French filmmaker François Ozon’s “Everything Went Fine” is a fact-based drama that details the moral quandary and legal and logistical obstacles family members face in France when a failing relative asks them the ultimate favor.
“I want you to help me end it.”
But a writer-director known for films that touch on sex, sexuality and sexual tension — “Swimming Pool,” “Young & Beautiful” and the recent “Summer of ’85” are among his credits — was sure to emphasize the unconventional in the story actress-turned-writer Emmanuèle Bernheim told in her memoir, “Tout s’est bien passé.”
That adds to the complications and mixed-emotions of those closest to Andre Bernheim, who decides, after a debilitating stroke, that 84 years on this Earth is enough. Ozon’s cast expertly navigates this downbeat terrain, and find the sometimes humorous irony of helping an unpleasant man and “bad father” get out of their hair.
Parisian sisters Pascale (Géraldine Pailhas) and Emmanuèle (Sophie Marceau) are properly torn-up when father Andre (André Dussollier) has his stroke. Their sculptress mother (the regal Charlotte Rampling) has her own late life health issues — Parkinson’s and depression. Now this.
There’s also this fellow the sisters refer to as “Sh–head” to contend with, someone they see skulking outside of the hospital, not “daring” to visit while one of the two of them are visiting.
As the tubes go in and come out, the diapers and the IV — “That’ll be his food, now.” — the sisters weep and wrestle with this shell of a man they used to know.
But on a Metro ride home, Emmanuèle or “Manue,” as Dad called her, helps a tourist figure out a folding map. That prompts a flashback to her early teens, sitting in the back seat of her father’s ’80s Peugout, trying and failing to give him directions from a similar road map.
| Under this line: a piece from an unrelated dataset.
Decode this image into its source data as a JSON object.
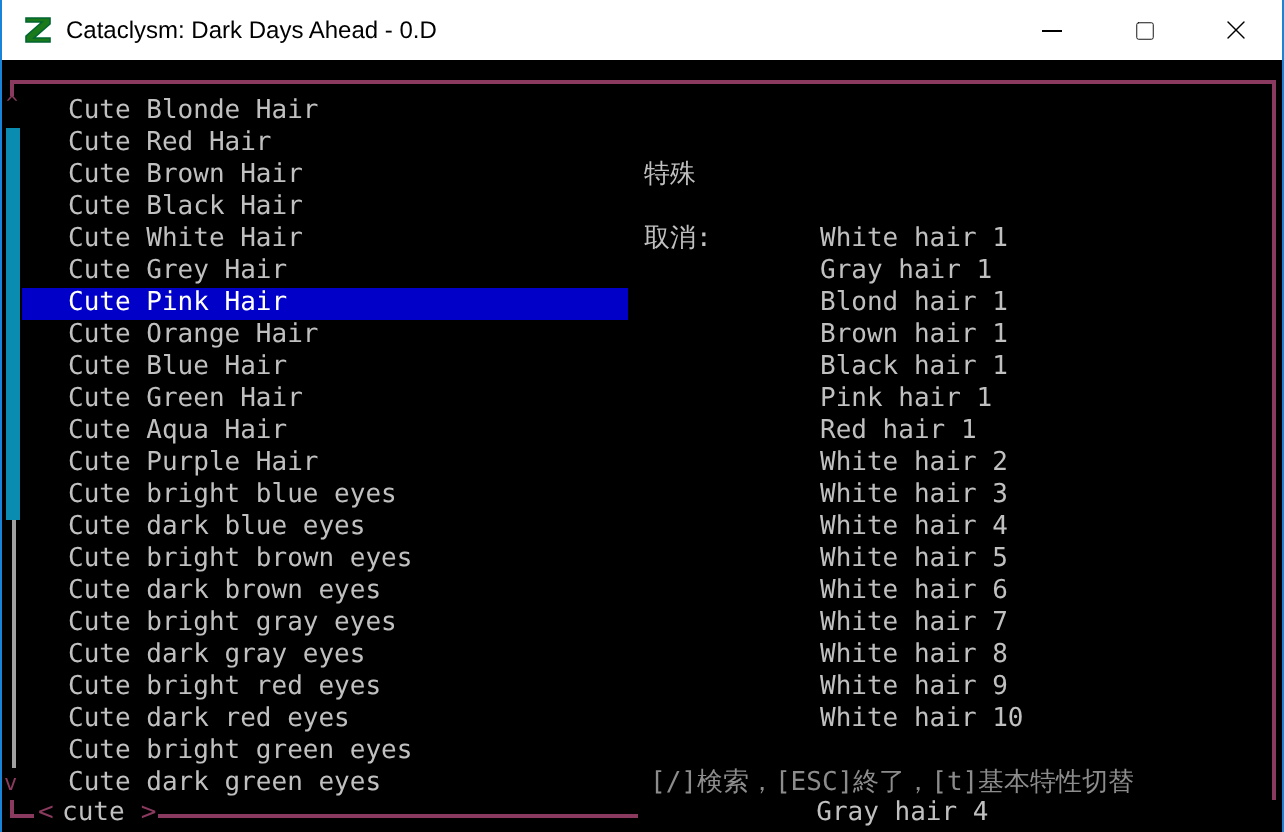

“Idiot girl,” he barks (in French with English subtitles), taking the map while driving, only pulling over when she gets carsick. He berated her for eating and we get the impression he didn’t stop there.
So why is Manue the one he choses to say “I want you to help me end it” to?
Pascale figures it’s a “gift,” considering how much she “wished him dead” when she was younger. Manue’s guess is even more blunt.
“Such an ass—e, right to the end.”
The film, seen entirely from Manue’s point of view, is about her efforts to brush past this mortal request, and once that doesn’t work, how she, her sister, their disinterested mother and others deal with it.
And let’s not forget “S—head,” lest he have a stake in all this.
As grim as end-of-life realities and decisions always are, there’s something faintly comical going on here, and not just in the nickname for this nuisance who will make his role in all this known as he lashes out and invades this somber space.
The sisters practically make an art out of taking bad news or being goaded by their father to get on with his wishes by storming out of the room in tears. First one runs away. Then the other. Then the first again. And so on.
And then there’s the worst complication of all, harder to deal with than the logistics of getting a bedridden man out of France, where “death with dignity” laws are more primitive, and into Switzerland.
Once the plans are in motion, this “ass—-” of a father turns whimsical, pleasant, engaged and charming. He remembers put-upon Manue’s birthday, dotes on a grandson, and seems like he might have some will to live after all. Maybe.
“Don’t think I’ve changed my mind,” he mutters.
There’s enough in this true story that seems borrowed from the dark comedy “Death at a Funeral” that I felt Ozon was giving us permission to laugh at some of this. Dad turns into a chatterbox about something he’s planning that’s against the law? That’s either a nasty going-away present for his legally liable daughters, or just comically dense.
The milieu, a privileged French-cinema-specific world in which TVs are never heard, but where everyone listens to Brahms piano sonatas, goes to gallery openings, a wealthy Jewish family touched by but not gutted by The Holocaust (pointedly mentioned) kind of underscores the amused/bemused tone.
If I’m reading that wrong, feel free to correct me, Monsieur Ozon. I have Google Translate.
But deathly-serious or darkly comic, Ozon’s players deftly maneuvre through the emotions, Internet searches and legal consulations of Dad’s journey into Shakespeare’s ultimate “undiscovered country.” The radiant Marceau lets us see the struggle, the fading hopes that Andre will change his mind and her conflicted emotions buried underneath all the planning that falls on her.
Unlike dramas like “The Father” or “Amour,” Ozon gets to “The End” without tears, giving this universal experience another point of view.
What’s happening here could be a bullying father’s sickest trick, or a very complicated way to give everyone in his life closure, And either way, the time for crying is early on in this last act, not at the very end of it.
Rating: unrated, some profanity,adult subject matter
Cast: Sophie Marceau, André Dussollier, Géraldine Pailhas and Charlotte Rampling
Credits: Directed by François Ozon, scripted by François Ozon and Philippe Piazzo, based on a memoir by Emmanuèle Bernheim. A Cohen Media Group release.
Running time: 1:52